▸ Website and app data records
..............................

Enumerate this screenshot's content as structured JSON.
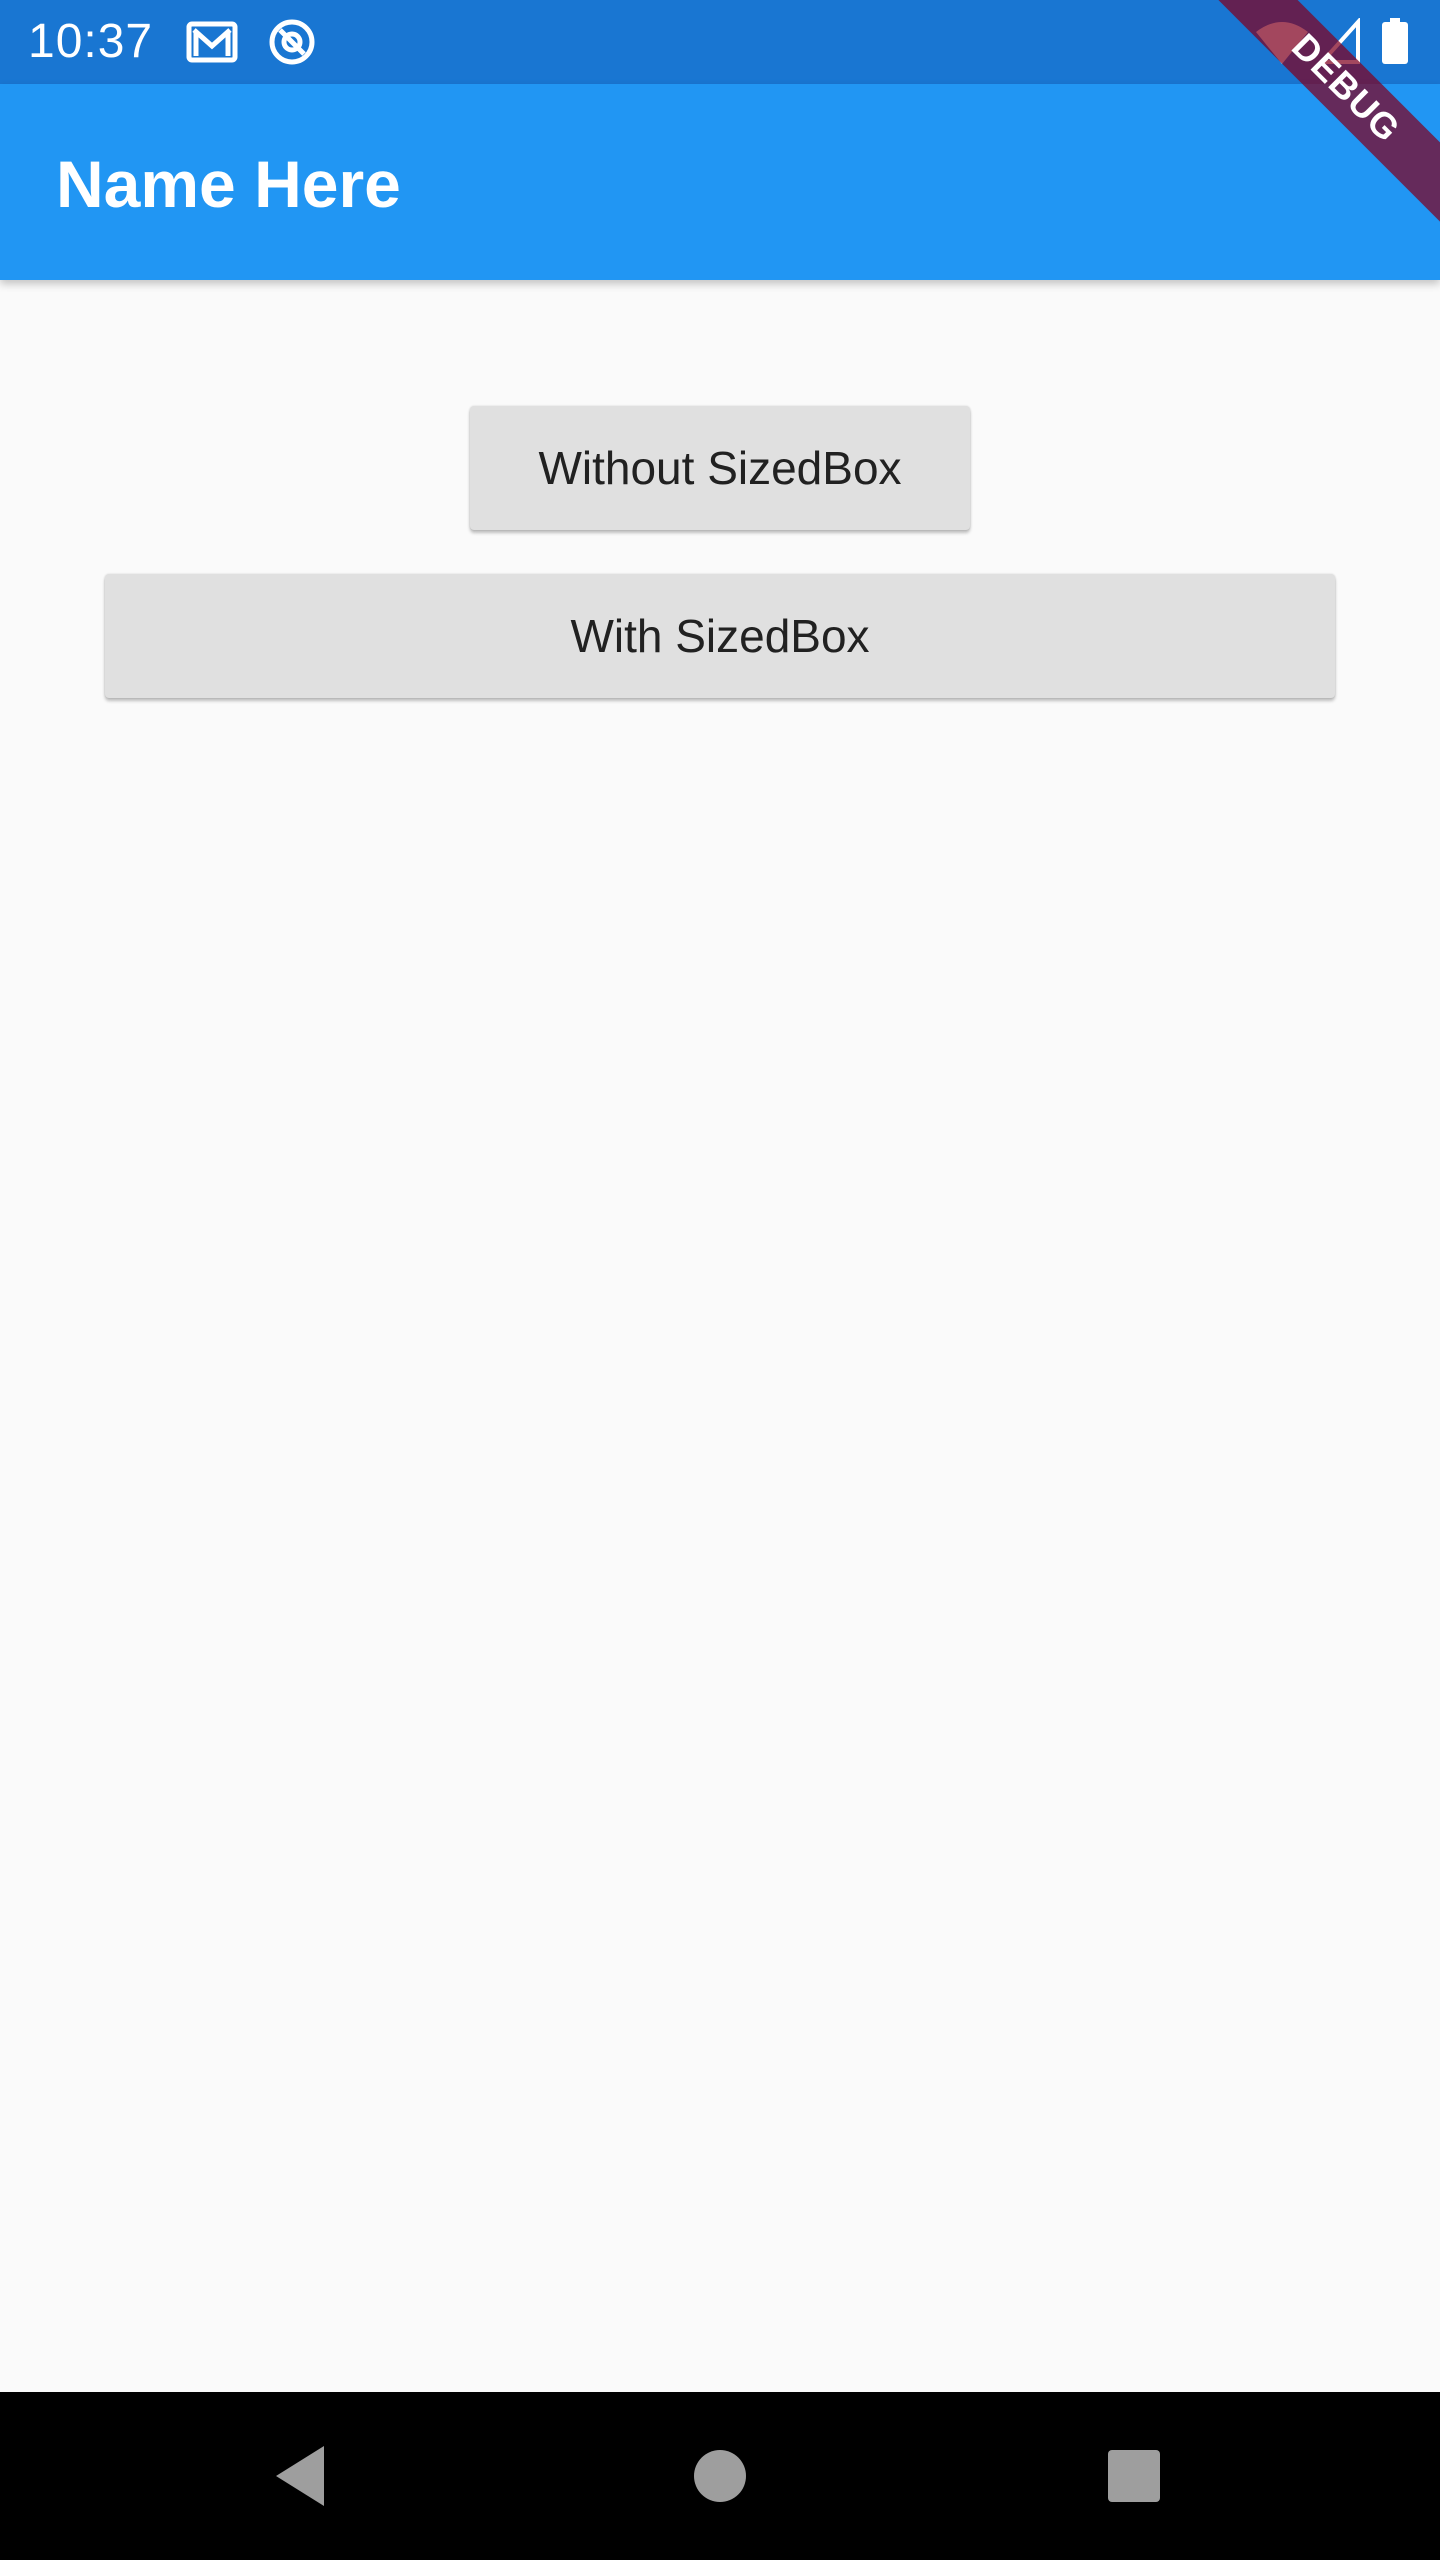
{
  "status_bar": {
    "time": "10:37",
    "background_color": "#1976d2",
    "left_icons": [
      "gmail-icon",
      "at-sign-icon"
    ],
    "right_icons": [
      "wifi-icon",
      "cell-signal-icon",
      "battery-icon"
    ]
  },
  "app_bar": {
    "title": "Name Here",
    "background_color": "#2196f3"
  },
  "debug_banner": {
    "label": "DEBUG"
  },
  "buttons": {
    "without_sizedbox": "Without SizedBox",
    "with_sizedbox": "With SizedBox"
  },
  "nav_bar": {
    "items": [
      "back-icon",
      "home-icon",
      "recents-icon"
    ]
  }
}
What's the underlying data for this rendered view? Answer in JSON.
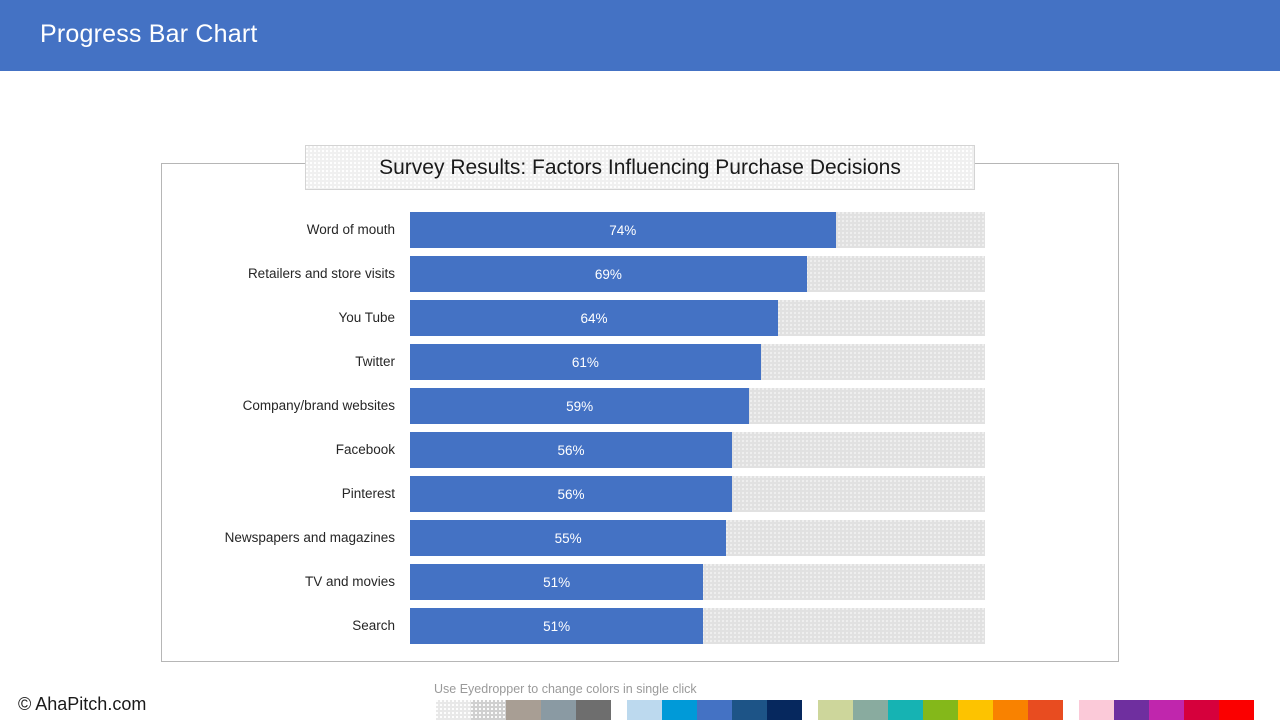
{
  "header": {
    "title": "Progress Bar Chart",
    "background_color": "#4472C4"
  },
  "chart_title": "Survey Results: Factors Influencing Purchase Decisions",
  "footer": {
    "credit": "© AhaPitch.com",
    "eyedropper_hint": "Use Eyedropper to change colors in single click"
  },
  "colors": {
    "bar_fill": "#4472C4",
    "bar_track": "#e1e1e1",
    "frame_border": "#b6b6b6",
    "title_box_fill": "#f0f0f0"
  },
  "palette": [
    {
      "name": "neutrals",
      "swatches": [
        {
          "hex": "#e8e8e8",
          "textured": true
        },
        {
          "hex": "#d0d0d0",
          "textured": true
        },
        {
          "hex": "#a89e94",
          "textured": false
        },
        {
          "hex": "#8a9aa3",
          "textured": false
        },
        {
          "hex": "#6e6e6e",
          "textured": false
        }
      ]
    },
    {
      "name": "blues",
      "swatches": [
        {
          "hex": "#bcd9ee",
          "textured": false
        },
        {
          "hex": "#009ad8",
          "textured": false
        },
        {
          "hex": "#4472C4",
          "textured": false
        },
        {
          "hex": "#1d5487",
          "textured": false
        },
        {
          "hex": "#06285e",
          "textured": false
        }
      ]
    },
    {
      "name": "greens-warms",
      "swatches": [
        {
          "hex": "#cdd69b",
          "textured": false
        },
        {
          "hex": "#89ab9f",
          "textured": false
        },
        {
          "hex": "#16b3b3",
          "textured": false
        },
        {
          "hex": "#84b81a",
          "textured": false
        },
        {
          "hex": "#fdc300",
          "textured": false
        },
        {
          "hex": "#f98200",
          "textured": false
        },
        {
          "hex": "#e84c20",
          "textured": false
        }
      ]
    },
    {
      "name": "pinks-reds",
      "swatches": [
        {
          "hex": "#fbc9d8",
          "textured": false
        },
        {
          "hex": "#6f2f9f",
          "textured": false
        },
        {
          "hex": "#c026ad",
          "textured": false
        },
        {
          "hex": "#d6003c",
          "textured": false
        },
        {
          "hex": "#fb0000",
          "textured": false
        }
      ]
    }
  ],
  "chart_data": {
    "type": "bar",
    "title": "Survey Results: Factors Influencing Purchase Decisions",
    "xlabel": "",
    "ylabel": "",
    "xlim": [
      0,
      100
    ],
    "grid": false,
    "legend": false,
    "orientation": "horizontal",
    "value_suffix": "%",
    "categories": [
      "Word of mouth",
      "Retailers and store visits",
      "You Tube",
      "Twitter",
      "Company/brand websites",
      "Facebook",
      "Pinterest",
      "Newspapers and magazines",
      "TV and movies",
      "Search"
    ],
    "values": [
      74,
      69,
      64,
      61,
      59,
      56,
      56,
      55,
      51,
      51
    ],
    "labels": [
      "74%",
      "69%",
      "64%",
      "61%",
      "59%",
      "56%",
      "56%",
      "55%",
      "51%",
      "51%"
    ]
  }
}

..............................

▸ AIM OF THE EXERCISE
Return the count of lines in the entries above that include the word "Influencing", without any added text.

▸ ANSWER AREA
2